State-run NBL, ADBL take steps to increase capitalState-run Nepal Bank Limited (NBL) and Agriculture Development Bank Limited (ADBL) have taken initiatives to raise their paid-up capital to the required level.
State-run Nepal Bank Limited (NBL) and Agriculture Development Bank Limited (ADBL) have taken initiatives to raise their paid-up capital to the required level.
The Nepal Rastra Bank (NRB), through the Monetary Policy for this fiscal year, has directed commercial banks to raise their paid-up capital to Rs8 billion from existing Rs2 billion by mid-July 2017.
The NBL board has decided to meet the capital requirement within this fiscal year by issuing 23.74 percent right’s share, while ADBL plans to raise its capital to the prescribed level by the next fiscal year. This year, ADBL will issue 15 percent bonus shares and 2:1 right’s shares as per its board decision.
NBL Chairman Janardan Acharya said the board’s decision to issue right’s shares to increase its capital to Rs8 billion has been sent to the Finance Ministry and Nepal Rastra Bank (NRB) for their approval. “As the government holds a 62 percent stake in the bank and it has to make further investment, its approval has been sought.”
The government initially held around 38 percent stake in the bank, but the stake rose after it converted its more than Rs2 billion loans into equity. Currently, NBL has a paid-up capital of Rs6.46 billion. The oldest bank of the country will raise Rs1.53 billion through the issuance of right’s shares.
As far as ADBL is concerned, it had to go for capital increment after the central bank didn’t allow it to count preference shares as paid-up capital. The bank has preference capital of Rs6.44 billion. And if the amount is deducted, its paid-up capital stands at Rs3.42 billion. Following the issuance of right’s and bonus shares, the bank’s capital will reach Rs5.9 billion.
“We plan to increase the paid-up capital to Rs7 billion from this fiscal year’s profit, and to Rs8.5 billion from next year’s earnings,” said ADBL CEO Lila Prakash Sitaula.

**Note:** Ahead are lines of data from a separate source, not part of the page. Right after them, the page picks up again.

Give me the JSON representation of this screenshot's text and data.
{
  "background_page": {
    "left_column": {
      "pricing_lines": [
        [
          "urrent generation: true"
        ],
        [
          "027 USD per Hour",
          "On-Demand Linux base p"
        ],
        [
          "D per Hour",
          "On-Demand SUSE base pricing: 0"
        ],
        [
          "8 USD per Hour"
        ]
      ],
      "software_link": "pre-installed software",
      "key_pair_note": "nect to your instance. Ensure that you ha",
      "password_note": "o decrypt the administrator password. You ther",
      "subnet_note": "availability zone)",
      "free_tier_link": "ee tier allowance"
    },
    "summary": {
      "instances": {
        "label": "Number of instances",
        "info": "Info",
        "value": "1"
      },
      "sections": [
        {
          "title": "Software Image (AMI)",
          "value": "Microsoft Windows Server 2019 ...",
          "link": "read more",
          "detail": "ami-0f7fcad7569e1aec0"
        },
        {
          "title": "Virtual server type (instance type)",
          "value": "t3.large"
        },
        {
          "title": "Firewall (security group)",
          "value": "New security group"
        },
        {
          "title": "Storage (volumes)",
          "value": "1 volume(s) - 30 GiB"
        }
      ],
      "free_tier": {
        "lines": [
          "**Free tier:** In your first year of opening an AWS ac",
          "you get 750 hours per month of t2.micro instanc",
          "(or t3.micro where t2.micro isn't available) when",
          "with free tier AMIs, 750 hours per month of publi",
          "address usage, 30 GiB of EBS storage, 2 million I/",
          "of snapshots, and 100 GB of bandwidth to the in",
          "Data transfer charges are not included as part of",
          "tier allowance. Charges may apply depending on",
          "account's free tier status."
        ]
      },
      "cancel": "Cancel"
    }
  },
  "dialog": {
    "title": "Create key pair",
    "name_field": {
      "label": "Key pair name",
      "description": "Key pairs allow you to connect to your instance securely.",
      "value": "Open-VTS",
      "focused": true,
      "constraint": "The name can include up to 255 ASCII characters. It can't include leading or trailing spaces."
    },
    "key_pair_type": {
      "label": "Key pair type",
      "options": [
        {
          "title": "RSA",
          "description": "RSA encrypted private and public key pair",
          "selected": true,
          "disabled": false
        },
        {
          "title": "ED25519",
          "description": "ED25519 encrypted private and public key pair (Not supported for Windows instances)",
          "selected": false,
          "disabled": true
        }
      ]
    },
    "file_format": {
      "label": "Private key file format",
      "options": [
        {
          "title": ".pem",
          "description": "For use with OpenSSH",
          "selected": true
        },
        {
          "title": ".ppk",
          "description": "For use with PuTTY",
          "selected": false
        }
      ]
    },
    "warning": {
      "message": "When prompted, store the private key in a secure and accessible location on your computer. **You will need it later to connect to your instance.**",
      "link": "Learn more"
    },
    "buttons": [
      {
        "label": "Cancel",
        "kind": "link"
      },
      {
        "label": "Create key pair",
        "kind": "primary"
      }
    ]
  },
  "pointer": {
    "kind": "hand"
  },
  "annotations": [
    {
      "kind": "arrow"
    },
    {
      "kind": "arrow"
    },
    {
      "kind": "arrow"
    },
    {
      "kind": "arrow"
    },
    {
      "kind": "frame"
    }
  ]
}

According to the central bank, financial institutions need a total of Rs228 billion in the next two years to meet the new capital requirements. Commercial banks alone will require Rs143.1 billion.